Provided material »

========

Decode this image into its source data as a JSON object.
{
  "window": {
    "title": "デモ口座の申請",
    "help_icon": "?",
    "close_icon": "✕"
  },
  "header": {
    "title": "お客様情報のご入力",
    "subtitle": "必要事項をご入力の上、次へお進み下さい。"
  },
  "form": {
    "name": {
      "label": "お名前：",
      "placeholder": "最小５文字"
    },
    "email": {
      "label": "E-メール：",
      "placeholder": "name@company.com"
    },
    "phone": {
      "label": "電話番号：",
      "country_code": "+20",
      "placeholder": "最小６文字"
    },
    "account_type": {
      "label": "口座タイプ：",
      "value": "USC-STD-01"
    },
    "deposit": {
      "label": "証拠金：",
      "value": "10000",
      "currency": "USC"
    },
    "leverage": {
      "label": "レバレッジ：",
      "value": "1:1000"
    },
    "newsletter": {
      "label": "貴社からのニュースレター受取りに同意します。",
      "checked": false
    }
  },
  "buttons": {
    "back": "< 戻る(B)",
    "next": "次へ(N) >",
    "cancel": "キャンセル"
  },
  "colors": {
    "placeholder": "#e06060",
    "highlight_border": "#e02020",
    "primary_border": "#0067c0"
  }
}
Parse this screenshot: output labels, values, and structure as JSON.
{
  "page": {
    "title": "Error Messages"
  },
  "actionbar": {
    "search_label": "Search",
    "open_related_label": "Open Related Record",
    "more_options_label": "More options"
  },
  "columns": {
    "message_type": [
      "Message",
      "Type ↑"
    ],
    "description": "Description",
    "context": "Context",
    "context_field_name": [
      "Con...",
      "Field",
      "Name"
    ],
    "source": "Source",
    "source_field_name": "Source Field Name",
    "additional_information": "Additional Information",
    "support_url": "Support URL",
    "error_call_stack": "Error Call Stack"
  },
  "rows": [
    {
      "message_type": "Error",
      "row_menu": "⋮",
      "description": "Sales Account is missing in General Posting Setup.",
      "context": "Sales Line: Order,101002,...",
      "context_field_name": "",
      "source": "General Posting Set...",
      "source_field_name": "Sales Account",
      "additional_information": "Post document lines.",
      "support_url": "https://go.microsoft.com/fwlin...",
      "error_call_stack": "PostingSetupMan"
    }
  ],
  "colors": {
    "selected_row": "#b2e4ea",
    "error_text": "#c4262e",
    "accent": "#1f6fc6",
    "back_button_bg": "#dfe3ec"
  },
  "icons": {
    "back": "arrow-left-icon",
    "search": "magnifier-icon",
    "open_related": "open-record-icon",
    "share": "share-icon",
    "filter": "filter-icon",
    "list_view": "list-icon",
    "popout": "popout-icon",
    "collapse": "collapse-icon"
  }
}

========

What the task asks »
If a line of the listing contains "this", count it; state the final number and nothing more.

Output of the exercise »
2